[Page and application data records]
╭──

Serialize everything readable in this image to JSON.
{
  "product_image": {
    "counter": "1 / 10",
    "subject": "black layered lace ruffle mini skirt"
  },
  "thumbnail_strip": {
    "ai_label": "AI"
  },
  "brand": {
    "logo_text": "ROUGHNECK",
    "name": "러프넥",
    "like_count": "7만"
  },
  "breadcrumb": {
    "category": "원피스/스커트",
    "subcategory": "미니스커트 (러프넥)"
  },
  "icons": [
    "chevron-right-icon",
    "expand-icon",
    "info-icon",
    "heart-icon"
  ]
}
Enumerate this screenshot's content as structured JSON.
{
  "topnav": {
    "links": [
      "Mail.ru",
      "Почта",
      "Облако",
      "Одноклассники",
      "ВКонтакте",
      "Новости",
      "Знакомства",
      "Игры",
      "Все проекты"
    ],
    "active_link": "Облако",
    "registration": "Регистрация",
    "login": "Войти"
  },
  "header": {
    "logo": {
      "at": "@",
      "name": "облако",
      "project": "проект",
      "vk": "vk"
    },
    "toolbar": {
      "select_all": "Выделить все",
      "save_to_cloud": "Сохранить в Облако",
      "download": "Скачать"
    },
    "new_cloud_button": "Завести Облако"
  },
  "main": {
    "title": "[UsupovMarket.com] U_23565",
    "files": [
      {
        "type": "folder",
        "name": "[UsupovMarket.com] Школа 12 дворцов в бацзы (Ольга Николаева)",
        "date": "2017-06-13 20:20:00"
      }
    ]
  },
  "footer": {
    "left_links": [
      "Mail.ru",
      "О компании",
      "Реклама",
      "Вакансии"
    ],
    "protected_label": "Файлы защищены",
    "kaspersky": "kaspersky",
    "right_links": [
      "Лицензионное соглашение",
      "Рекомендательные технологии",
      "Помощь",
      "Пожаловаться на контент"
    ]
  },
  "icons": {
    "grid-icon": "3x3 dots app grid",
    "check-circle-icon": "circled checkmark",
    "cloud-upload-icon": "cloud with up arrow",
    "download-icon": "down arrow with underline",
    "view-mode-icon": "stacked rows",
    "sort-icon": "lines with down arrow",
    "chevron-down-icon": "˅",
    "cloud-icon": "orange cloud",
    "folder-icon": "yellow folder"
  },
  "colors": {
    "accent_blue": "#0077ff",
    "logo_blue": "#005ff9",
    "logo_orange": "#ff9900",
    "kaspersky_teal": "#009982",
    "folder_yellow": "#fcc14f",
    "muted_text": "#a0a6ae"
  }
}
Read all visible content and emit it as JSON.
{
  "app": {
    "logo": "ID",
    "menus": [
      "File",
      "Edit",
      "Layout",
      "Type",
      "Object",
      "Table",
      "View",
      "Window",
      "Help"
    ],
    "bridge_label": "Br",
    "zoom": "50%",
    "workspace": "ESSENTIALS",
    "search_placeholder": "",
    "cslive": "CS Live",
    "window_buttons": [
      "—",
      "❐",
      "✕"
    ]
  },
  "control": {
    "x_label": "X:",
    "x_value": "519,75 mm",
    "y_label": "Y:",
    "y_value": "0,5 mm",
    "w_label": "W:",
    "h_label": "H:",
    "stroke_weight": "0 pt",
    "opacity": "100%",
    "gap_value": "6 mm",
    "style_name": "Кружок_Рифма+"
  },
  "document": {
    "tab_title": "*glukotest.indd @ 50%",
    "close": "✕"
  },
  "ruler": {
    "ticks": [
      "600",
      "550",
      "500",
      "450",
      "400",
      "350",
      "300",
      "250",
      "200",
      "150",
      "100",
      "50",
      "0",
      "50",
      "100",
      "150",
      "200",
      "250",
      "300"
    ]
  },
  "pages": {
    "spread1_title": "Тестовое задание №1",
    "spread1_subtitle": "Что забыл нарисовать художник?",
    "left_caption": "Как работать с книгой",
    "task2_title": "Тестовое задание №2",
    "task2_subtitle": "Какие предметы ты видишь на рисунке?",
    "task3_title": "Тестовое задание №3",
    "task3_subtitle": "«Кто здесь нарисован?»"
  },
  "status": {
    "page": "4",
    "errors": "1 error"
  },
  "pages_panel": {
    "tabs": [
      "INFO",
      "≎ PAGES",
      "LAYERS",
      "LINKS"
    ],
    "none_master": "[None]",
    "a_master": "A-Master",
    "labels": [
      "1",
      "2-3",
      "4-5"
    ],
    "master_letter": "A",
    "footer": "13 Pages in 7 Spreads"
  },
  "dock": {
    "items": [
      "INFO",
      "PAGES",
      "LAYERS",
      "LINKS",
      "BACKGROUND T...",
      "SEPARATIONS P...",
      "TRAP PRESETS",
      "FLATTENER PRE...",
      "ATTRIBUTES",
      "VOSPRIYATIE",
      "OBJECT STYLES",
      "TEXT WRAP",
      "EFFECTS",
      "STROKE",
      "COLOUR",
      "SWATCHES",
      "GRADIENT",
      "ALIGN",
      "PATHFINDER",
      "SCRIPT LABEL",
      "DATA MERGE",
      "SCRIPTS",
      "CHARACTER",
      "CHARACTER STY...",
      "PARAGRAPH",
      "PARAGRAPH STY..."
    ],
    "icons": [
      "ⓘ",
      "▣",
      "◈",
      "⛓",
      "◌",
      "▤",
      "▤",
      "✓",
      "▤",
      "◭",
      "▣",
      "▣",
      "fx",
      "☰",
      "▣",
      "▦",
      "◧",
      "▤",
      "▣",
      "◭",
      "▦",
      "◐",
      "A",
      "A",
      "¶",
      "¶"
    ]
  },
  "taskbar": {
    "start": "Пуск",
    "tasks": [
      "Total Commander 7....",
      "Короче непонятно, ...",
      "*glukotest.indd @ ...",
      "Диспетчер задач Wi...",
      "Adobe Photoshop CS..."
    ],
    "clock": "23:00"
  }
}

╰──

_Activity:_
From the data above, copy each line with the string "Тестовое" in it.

_Result of this exercise:_
    "spread1_title": "Тестовое задание №1",
    "task2_title": "Тестовое задание №2",
    "task3_title": "Тестовое задание №3",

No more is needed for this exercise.